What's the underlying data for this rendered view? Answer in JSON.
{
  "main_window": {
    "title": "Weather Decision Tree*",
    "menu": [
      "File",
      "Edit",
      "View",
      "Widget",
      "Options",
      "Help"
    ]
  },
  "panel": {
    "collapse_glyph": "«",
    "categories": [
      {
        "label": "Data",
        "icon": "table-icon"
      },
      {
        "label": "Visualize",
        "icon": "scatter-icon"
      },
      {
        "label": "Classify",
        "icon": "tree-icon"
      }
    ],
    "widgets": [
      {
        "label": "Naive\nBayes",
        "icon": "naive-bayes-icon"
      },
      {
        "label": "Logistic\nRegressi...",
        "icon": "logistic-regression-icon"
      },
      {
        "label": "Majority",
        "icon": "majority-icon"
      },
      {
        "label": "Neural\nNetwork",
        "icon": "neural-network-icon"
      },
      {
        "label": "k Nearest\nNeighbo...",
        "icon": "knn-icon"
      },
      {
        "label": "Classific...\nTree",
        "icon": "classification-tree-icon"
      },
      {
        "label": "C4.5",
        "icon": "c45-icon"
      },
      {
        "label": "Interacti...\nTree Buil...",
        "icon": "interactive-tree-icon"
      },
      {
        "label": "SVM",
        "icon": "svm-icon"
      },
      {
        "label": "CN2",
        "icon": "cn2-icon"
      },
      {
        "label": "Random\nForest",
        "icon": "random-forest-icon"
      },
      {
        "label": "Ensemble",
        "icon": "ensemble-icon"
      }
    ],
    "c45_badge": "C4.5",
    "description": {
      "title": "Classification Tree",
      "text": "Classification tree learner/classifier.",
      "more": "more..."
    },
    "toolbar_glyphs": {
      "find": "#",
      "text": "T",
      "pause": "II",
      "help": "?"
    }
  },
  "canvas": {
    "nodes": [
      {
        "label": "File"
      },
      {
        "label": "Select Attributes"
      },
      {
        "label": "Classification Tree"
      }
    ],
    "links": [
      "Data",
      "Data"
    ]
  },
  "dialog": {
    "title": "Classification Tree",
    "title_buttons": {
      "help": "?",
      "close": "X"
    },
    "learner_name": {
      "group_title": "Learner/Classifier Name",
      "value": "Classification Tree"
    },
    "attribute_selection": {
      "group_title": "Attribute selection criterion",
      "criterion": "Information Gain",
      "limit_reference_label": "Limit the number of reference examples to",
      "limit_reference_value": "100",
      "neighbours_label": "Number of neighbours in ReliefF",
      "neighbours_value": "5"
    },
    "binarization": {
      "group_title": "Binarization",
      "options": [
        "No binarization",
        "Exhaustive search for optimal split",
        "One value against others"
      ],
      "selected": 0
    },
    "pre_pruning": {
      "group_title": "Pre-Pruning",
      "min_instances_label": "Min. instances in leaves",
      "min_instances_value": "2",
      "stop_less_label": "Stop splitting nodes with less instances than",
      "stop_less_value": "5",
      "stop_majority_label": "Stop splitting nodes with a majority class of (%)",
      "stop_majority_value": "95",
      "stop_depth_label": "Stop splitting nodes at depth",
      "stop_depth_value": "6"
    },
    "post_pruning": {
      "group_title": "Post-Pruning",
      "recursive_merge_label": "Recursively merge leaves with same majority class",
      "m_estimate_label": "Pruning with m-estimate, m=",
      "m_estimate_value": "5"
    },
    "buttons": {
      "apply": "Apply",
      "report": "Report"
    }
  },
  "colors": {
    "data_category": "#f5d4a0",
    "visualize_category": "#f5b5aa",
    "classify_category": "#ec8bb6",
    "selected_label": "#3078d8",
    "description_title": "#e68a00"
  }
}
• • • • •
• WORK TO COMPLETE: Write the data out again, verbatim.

• RESULT FOR THIS TASK:
What's the underlying data for this rendered view? Answer in JSON.
{
  "main_window": {
    "title": "Weather Decision Tree*",
    "menu": [
      "File",
      "Edit",
      "View",
      "Widget",
      "Options",
      "Help"
    ]
  },
  "panel": {
    "collapse_glyph": "«",
    "categories": [
      {
        "label": "Data",
        "icon": "table-icon"
      },
      {
        "label": "Visualize",
        "icon": "scatter-icon"
      },
      {
        "label": "Classify",
        "icon": "tree-icon"
      }
    ],
    "widgets": [
      {
        "label": "Naive\nBayes",
        "icon": "naive-bayes-icon"
      },
      {
        "label": "Logistic\nRegressi...",
        "icon": "logistic-regression-icon"
      },
      {
        "label": "Majority",
        "icon": "majority-icon"
      },
      {
        "label": "Neural\nNetwork",
        "icon": "neural-network-icon"
      },
      {
        "label": "k Nearest\nNeighbo...",
        "icon": "knn-icon"
      },
      {
        "label": "Classific...\nTree",
        "icon": "classification-tree-icon"
      },
      {
        "label": "C4.5",
        "icon": "c45-icon"
      },
      {
        "label": "Interacti...\nTree Buil...",
        "icon": "interactive-tree-icon"
      },
      {
        "label": "SVM",
        "icon": "svm-icon"
      },
      {
        "label": "CN2",
        "icon": "cn2-icon"
      },
      {
        "label": "Random\nForest",
        "icon": "random-forest-icon"
      },
      {
        "label": "Ensemble",
        "icon": "ensemble-icon"
      }
    ],
    "c45_badge": "C4.5",
    "description": {
      "title": "Classification Tree",
      "text": "Classification tree learner/classifier.",
      "more": "more..."
    },
    "toolbar_glyphs": {
      "find": "#",
      "text": "T",
      "pause": "II",
      "help": "?"
    }
  },
  "canvas": {
    "nodes": [
      {
        "label": "File"
      },
      {
        "label": "Select Attributes"
      },
      {
        "label": "Classification Tree"
      }
    ],
    "links": [
      "Data",
      "Data"
    ]
  },
  "dialog": {
    "title": "Classification Tree",
    "title_buttons": {
      "help": "?",
      "close": "X"
    },
    "learner_name": {
      "group_title": "Learner/Classifier Name",
      "value": "Classification Tree"
    },
    "attribute_selection": {
      "group_title": "Attribute selection criterion",
      "criterion": "Information Gain",
      "limit_reference_label": "Limit the number of reference examples to",
      "limit_reference_value": "100",
      "neighbours_label": "Number of neighbours in ReliefF",
      "neighbours_value": "5"
    },
    "binarization": {
      "group_title": "Binarization",
      "options": [
        "No binarization",
        "Exhaustive search for optimal split",
        "One value against others"
      ],
      "selected": 0
    },
    "pre_pruning": {
      "group_title": "Pre-Pruning",
      "min_instances_label": "Min. instances in leaves",
      "min_instances_value": "2",
      "stop_less_label": "Stop splitting nodes with less instances than",
      "stop_less_value": "5",
      "stop_majority_label": "Stop splitting nodes with a majority class of (%)",
      "stop_majority_value": "95",
      "stop_depth_label": "Stop splitting nodes at depth",
      "stop_depth_value": "6"
    },
    "post_pruning": {
      "group_title": "Post-Pruning",
      "recursive_merge_label": "Recursively merge leaves with same majority class",
      "m_estimate_label": "Pruning with m-estimate, m=",
      "m_estimate_value": "5"
    },
    "buttons": {
      "apply": "Apply",
      "report": "Report"
    }
  },
  "colors": {
    "data_category": "#f5d4a0",
    "visualize_category": "#f5b5aa",
    "classify_category": "#ec8bb6",
    "selected_label": "#3078d8",
    "description_title": "#e68a00"
  }
}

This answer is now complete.